BRAINERD, Minn. — When Vietnam-era veteran Ray Lindberg, 71, of Brainerd tried to boil his maple sap last year, it was a mess. It boiled over at home and Lindberg was left with nothing but sticky appliances.
This year, Andy and Sue Cairns offered to help Lindberg with his 100 gallons of sap he collected from the maples trees in his backyard. The Cairns are veteran sugar bush people, collecting hundreds of gallons of sap and boiling it over a wood fire in their north Brainerd yard.
The offer to bring his sap and blend it with the Cairns’ was a welcome relief for Lindberg.
"I just gather the sap and boil it for gifts for my kids," he said.
Not only is Lindberg among friends, he trusts the expertise of the Cairns who have learned from their mistakes through the years. Tapping the maple trees began in early March but Ray's trees in his backyard really began to flow in the last week. Maple syrup people wait for the late winter, early spring weather to trigger the maple trees to produce the flow of sap.
According to Lindberg, "The best weather for sap is below freezing nights and warm days to begin the process."
It is unknown how much maple syrup Lindberg will end up with.

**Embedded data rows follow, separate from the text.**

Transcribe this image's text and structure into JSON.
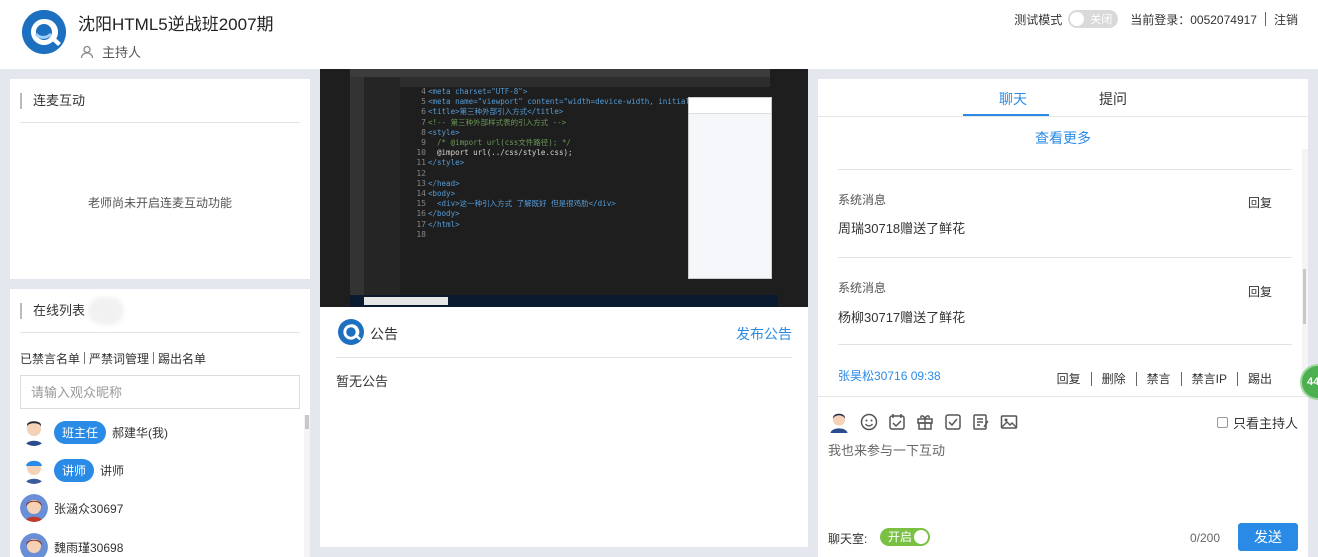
{
  "header": {
    "title": "沈阳HTML5逆战班2007期",
    "role": "主持人",
    "test_mode_label": "测试模式",
    "test_mode_toggle": "关闭",
    "login_label": "当前登录：0052074917",
    "logout": "注销"
  },
  "interact_panel": {
    "title": "连麦互动",
    "message": "老师尚未开启连麦互动功能"
  },
  "online_panel": {
    "title": "在线列表",
    "links": [
      "已禁言名单",
      "严禁词管理",
      "踢出名单"
    ],
    "search_placeholder": "请输入观众昵称",
    "users": [
      {
        "badge": "班主任",
        "name": "郝建华(我)"
      },
      {
        "badge": "讲师",
        "name": "讲师"
      },
      {
        "badge": "",
        "name": "张涵众30697"
      },
      {
        "badge": "",
        "name": "魏雨瑾30698"
      }
    ]
  },
  "video": {
    "line_numbers": [
      "4",
      "5",
      "6",
      "7",
      "8",
      "9",
      "10",
      "11",
      "12",
      "13",
      "14",
      "15",
      "16",
      "17",
      "18"
    ],
    "code_lines": [
      "<meta charset=\"UTF-8\">",
      "<meta name=\"viewport\" content=\"width=device-width, initial-",
      "<title>第三种外部引入方式</title>",
      "<!-- 第三种外部样式表的引入方式 -->",
      "<style>",
      "  /* @import url(css文件路径); */",
      "  @import url(../css/style.css);",
      "</style>",
      "",
      "</head>",
      "<body>",
      "  <div>这一种引入方式 了解既好 但是很鸡肋</div>",
      "</body>",
      "</html>",
      ""
    ]
  },
  "notice": {
    "title": "公告",
    "publish": "发布公告",
    "content": "暂无公告"
  },
  "chat": {
    "tabs": [
      "聊天",
      "提问"
    ],
    "more": "查看更多",
    "messages": [
      {
        "sender": "系统消息",
        "action": "回复",
        "text": "周瑞30718赠送了鲜花"
      },
      {
        "sender": "系统消息",
        "action": "回复",
        "text": "杨柳30717赠送了鲜花"
      }
    ],
    "last_message": {
      "sender": "张昊松30716 09:38",
      "actions": [
        "回复",
        "删除",
        "禁言",
        "禁言IP",
        "踢出"
      ]
    },
    "only_host": "只看主持人",
    "input_placeholder": "我也来参与一下互动",
    "room_label": "聊天室:",
    "room_toggle": "开启",
    "counter": "0/200",
    "send": "发送",
    "floating_badge": "44"
  },
  "colors": {
    "accent": "#2a8be7",
    "green": "#7ac143",
    "background": "#e4e8ee"
  }
}
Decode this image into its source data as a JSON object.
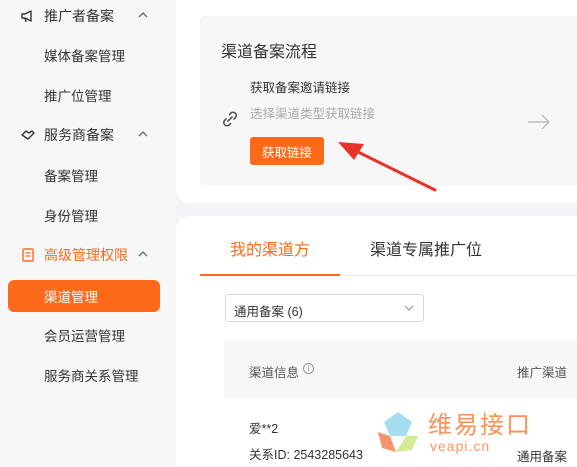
{
  "sidebar": {
    "groups": [
      {
        "label": "推广者备案",
        "icon": "megaphone-icon"
      },
      {
        "label": "服务商备案",
        "icon": "handshake-icon"
      },
      {
        "label": "高级管理权限",
        "icon": "document-icon"
      }
    ],
    "items": [
      {
        "label": "媒体备案管理"
      },
      {
        "label": "推广位管理"
      },
      {
        "label": "备案管理"
      },
      {
        "label": "身份管理"
      },
      {
        "label": "渠道管理"
      },
      {
        "label": "会员运营管理"
      },
      {
        "label": "服务商关系管理"
      }
    ]
  },
  "flow": {
    "title": "渠道备案流程",
    "step_title": "获取备案邀请链接",
    "step_desc": "选择渠道类型获取链接",
    "button_label": "获取链接"
  },
  "tabs": [
    {
      "label": "我的渠道方"
    },
    {
      "label": "渠道专属推广位"
    }
  ],
  "filter": {
    "selected": "通用备案 (6)"
  },
  "table": {
    "headers": [
      "渠道信息",
      "推广渠道"
    ],
    "info_icon": "i",
    "rows": [
      {
        "name": "爱**2",
        "id": "关系ID: 2543285643",
        "channel": "通用备案"
      }
    ]
  },
  "watermark": {
    "text": "维易接口",
    "url": "veapi.cn"
  },
  "colors": {
    "accent": "#ff6a1a",
    "annotation": "#e8332a"
  }
}
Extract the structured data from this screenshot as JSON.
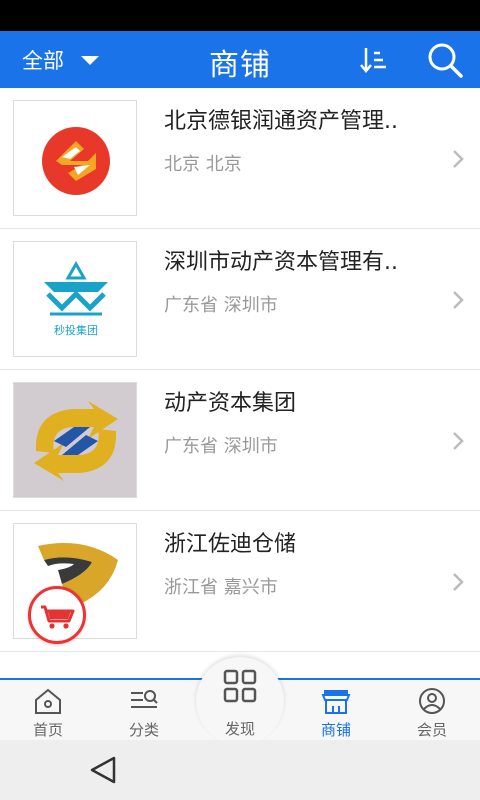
{
  "header": {
    "filter_label": "全部",
    "title": "商铺"
  },
  "stores": [
    {
      "name": "北京德银润通资产管理..",
      "location": "北京 北京",
      "logo": "red-orange-s-logo"
    },
    {
      "name": "深圳市动产资本管理有..",
      "location": "广东省 深圳市",
      "logo": "miaotou-group-logo",
      "logo_text": "秒投集团"
    },
    {
      "name": "动产资本集团",
      "location": "广东省 深圳市",
      "logo": "gold-blue-arrows-logo"
    },
    {
      "name": "浙江佐迪仓储",
      "location": "浙江省 嘉兴市",
      "logo": "gold-z-logo"
    }
  ],
  "tabs": [
    {
      "label": "首页",
      "icon": "home-icon"
    },
    {
      "label": "分类",
      "icon": "category-icon"
    },
    {
      "label": "发现",
      "icon": "grid-icon"
    },
    {
      "label": "商铺",
      "icon": "store-icon",
      "active": true
    },
    {
      "label": "会员",
      "icon": "user-icon"
    }
  ],
  "colors": {
    "brand": "#1a73e8",
    "cart_accent": "#e33333"
  }
}
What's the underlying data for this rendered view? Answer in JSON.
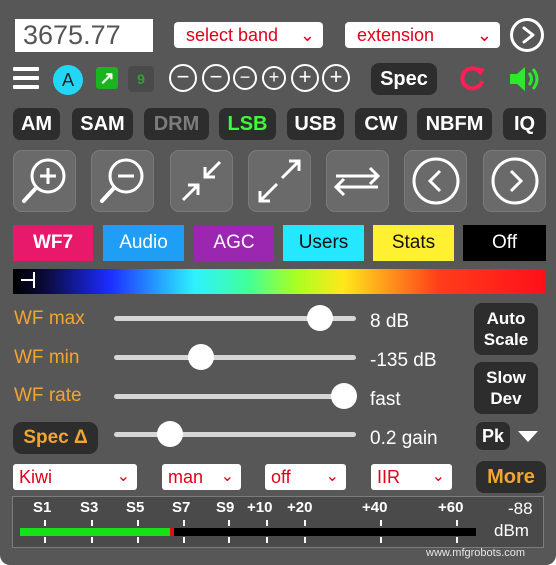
{
  "frequency": "3675.77",
  "band_select": "select band",
  "extension_select": "extension",
  "view": {
    "circle_label": "A",
    "step_label": "9",
    "spec_label": "Spec"
  },
  "modes": [
    "AM",
    "SAM",
    "DRM",
    "LSB",
    "USB",
    "CW",
    "NBFM",
    "IQ"
  ],
  "active_mode": "LSB",
  "disabled_mode": "DRM",
  "tabs": {
    "wf": "WF7",
    "audio": "Audio",
    "agc": "AGC",
    "users": "Users",
    "stats": "Stats",
    "off": "Off"
  },
  "tab_colors": {
    "wf": "#e8186b",
    "audio": "#1e9ff5",
    "agc": "#9b27b0",
    "users": "#23e8ff",
    "stats": "#fff032",
    "off": "#000000"
  },
  "sliders": {
    "wf_max": {
      "label": "WF max",
      "value": "8 dB",
      "level": 0.85
    },
    "wf_min": {
      "label": "WF min",
      "value": "-135 dB",
      "level": 0.36
    },
    "wf_rate": {
      "label": "WF rate",
      "value": "fast",
      "level": 0.95
    },
    "spec_delta": {
      "label": "Spec Δ",
      "value": "0.2 gain",
      "level": 0.23
    }
  },
  "side_buttons": {
    "auto_scale": [
      "Auto",
      "Scale"
    ],
    "slow_dev": [
      "Slow",
      "Dev"
    ],
    "pk": "Pk"
  },
  "bottom_selects": {
    "colormap": "Kiwi",
    "mode": "man",
    "state": "off",
    "filter": "IIR"
  },
  "more_label": "More",
  "smeter": {
    "labels": [
      "S1",
      "S3",
      "S5",
      "S7",
      "S9",
      "+10",
      "+20",
      "+40",
      "+60"
    ],
    "reading": "-88",
    "unit": "dBm",
    "level": 0.33
  },
  "watermark": "www.mfgrobots.com"
}
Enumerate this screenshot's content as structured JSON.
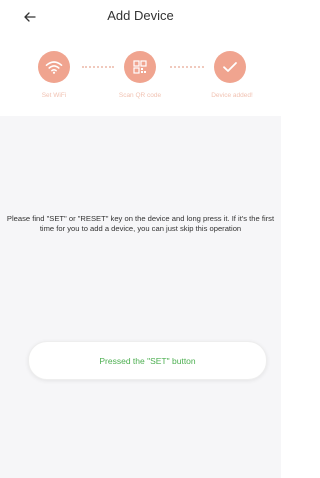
{
  "header": {
    "title": "Add Device"
  },
  "steps": [
    {
      "label": "Set WiFi",
      "icon": "wifi-icon"
    },
    {
      "label": "Scan QR code",
      "icon": "qr-code-icon"
    },
    {
      "label": "Device added!",
      "icon": "checkmark-icon"
    }
  ],
  "instruction": "Please find \"SET\" or \"RESET\" key on the device and long press it. If it's the first time for you to add a device, you can just skip this operation",
  "confirm_button": {
    "label": "Pressed the \"SET\" button"
  },
  "colors": {
    "accent": "#f0a48f",
    "accent_light": "#f1c2b2",
    "button_text": "#4caf50",
    "content_background": "#f6f6f8"
  }
}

This week, Lindberg went home with five pints. The sweet season is not over yet.